(Available data)

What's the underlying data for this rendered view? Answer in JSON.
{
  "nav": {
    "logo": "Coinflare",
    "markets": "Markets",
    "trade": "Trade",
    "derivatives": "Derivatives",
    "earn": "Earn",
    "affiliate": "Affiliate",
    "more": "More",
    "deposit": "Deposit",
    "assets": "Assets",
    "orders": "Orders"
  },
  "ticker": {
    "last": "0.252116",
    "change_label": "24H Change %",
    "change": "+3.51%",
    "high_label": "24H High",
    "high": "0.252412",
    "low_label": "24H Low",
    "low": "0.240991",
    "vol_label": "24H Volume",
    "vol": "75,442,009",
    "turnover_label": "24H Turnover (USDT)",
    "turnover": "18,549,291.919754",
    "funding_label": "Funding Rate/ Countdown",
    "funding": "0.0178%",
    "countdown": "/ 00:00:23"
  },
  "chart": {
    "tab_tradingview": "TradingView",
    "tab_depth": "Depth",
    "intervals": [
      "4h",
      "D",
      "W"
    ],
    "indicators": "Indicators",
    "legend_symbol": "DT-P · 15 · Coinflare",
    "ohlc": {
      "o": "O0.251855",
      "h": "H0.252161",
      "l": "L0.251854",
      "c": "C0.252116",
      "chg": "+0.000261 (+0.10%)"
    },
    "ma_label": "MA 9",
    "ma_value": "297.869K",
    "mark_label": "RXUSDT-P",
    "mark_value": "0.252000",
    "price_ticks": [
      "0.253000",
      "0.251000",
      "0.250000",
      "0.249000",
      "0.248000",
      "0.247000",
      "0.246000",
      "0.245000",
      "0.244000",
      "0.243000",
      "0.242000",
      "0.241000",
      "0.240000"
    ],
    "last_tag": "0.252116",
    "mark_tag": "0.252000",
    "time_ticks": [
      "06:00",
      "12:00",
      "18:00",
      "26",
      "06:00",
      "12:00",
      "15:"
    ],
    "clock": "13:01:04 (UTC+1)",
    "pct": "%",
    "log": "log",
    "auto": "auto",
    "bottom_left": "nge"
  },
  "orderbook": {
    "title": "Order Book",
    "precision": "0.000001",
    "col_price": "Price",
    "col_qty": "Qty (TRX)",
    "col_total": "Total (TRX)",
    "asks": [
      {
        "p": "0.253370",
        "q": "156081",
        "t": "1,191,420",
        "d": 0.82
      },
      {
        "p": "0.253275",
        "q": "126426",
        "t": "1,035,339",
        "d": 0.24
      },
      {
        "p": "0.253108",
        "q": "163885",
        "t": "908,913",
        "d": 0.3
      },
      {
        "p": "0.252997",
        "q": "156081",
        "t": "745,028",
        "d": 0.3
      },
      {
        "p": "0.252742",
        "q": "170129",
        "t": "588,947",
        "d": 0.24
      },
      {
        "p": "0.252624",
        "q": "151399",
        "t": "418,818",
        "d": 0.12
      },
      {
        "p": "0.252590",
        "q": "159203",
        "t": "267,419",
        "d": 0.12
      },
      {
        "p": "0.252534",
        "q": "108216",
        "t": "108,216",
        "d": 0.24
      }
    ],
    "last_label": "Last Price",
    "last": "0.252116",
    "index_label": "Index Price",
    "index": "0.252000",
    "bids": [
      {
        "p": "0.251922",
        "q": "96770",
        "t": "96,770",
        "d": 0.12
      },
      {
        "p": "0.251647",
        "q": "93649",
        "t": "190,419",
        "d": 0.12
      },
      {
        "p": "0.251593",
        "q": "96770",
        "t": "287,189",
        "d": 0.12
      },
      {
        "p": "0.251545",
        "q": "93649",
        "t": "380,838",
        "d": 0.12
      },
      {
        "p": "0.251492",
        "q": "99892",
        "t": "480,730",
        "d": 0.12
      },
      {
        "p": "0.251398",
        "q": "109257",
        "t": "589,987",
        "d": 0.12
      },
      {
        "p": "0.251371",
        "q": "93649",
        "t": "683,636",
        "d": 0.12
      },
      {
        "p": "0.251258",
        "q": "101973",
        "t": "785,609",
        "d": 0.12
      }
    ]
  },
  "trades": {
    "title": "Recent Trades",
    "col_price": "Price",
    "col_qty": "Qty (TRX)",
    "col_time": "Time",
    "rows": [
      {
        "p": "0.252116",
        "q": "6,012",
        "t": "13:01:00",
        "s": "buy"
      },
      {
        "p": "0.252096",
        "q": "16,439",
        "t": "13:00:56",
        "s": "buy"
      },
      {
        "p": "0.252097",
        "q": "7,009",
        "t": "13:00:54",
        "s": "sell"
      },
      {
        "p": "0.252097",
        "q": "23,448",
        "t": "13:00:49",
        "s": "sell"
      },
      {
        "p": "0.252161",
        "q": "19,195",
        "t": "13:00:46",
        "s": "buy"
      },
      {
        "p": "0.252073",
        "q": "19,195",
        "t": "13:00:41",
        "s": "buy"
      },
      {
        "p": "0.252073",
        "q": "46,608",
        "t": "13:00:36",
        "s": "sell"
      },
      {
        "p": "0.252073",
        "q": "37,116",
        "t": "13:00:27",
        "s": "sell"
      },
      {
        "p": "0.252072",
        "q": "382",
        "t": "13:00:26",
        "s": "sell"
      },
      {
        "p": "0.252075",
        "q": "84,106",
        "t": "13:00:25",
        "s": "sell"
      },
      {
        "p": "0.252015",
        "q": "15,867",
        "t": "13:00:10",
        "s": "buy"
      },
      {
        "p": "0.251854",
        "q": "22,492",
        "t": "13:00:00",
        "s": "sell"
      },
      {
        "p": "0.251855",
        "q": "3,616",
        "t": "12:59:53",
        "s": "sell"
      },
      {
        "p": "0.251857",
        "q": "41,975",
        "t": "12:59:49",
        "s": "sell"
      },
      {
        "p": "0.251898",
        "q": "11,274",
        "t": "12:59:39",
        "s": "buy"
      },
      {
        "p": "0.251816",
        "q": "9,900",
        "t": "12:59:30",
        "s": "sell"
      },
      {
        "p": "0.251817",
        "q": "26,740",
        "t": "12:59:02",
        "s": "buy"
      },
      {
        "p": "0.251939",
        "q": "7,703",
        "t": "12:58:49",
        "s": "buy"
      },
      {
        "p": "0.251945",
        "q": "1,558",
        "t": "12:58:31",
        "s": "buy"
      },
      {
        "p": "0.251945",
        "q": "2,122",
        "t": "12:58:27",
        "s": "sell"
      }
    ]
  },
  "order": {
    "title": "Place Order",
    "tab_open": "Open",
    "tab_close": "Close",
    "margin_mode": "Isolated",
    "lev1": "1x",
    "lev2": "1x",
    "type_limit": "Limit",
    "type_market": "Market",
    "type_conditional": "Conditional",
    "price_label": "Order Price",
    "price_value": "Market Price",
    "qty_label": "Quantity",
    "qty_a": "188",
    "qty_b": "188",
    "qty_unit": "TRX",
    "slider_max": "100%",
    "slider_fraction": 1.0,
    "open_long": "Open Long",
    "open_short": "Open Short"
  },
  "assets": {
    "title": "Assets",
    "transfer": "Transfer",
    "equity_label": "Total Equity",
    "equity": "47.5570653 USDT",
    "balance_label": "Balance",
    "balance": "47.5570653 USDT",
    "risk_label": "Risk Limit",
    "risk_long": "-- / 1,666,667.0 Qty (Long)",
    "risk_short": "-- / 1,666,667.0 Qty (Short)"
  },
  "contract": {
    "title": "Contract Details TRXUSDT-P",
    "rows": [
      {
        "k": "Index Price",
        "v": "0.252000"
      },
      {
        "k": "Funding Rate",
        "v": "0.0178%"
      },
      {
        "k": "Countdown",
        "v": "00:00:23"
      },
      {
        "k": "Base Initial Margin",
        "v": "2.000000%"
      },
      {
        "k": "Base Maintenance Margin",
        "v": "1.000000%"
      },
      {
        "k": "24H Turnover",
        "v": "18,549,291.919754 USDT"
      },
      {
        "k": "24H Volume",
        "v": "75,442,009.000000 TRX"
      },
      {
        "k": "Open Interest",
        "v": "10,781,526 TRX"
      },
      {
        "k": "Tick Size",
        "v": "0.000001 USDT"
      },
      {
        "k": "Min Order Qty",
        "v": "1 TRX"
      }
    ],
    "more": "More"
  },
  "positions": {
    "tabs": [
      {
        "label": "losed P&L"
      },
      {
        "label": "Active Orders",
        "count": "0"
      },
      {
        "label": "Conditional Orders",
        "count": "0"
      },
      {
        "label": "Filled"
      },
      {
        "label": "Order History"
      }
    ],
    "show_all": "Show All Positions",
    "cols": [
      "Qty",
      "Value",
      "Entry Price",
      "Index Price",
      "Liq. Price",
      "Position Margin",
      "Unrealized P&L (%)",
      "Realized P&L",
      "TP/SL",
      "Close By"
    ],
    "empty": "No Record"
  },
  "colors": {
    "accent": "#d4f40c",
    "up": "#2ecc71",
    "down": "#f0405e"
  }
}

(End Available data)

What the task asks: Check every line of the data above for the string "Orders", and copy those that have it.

Solution for this exercise:
    "orders": "Orders"
        "label": "Active Orders",
        "label": "Conditional Orders",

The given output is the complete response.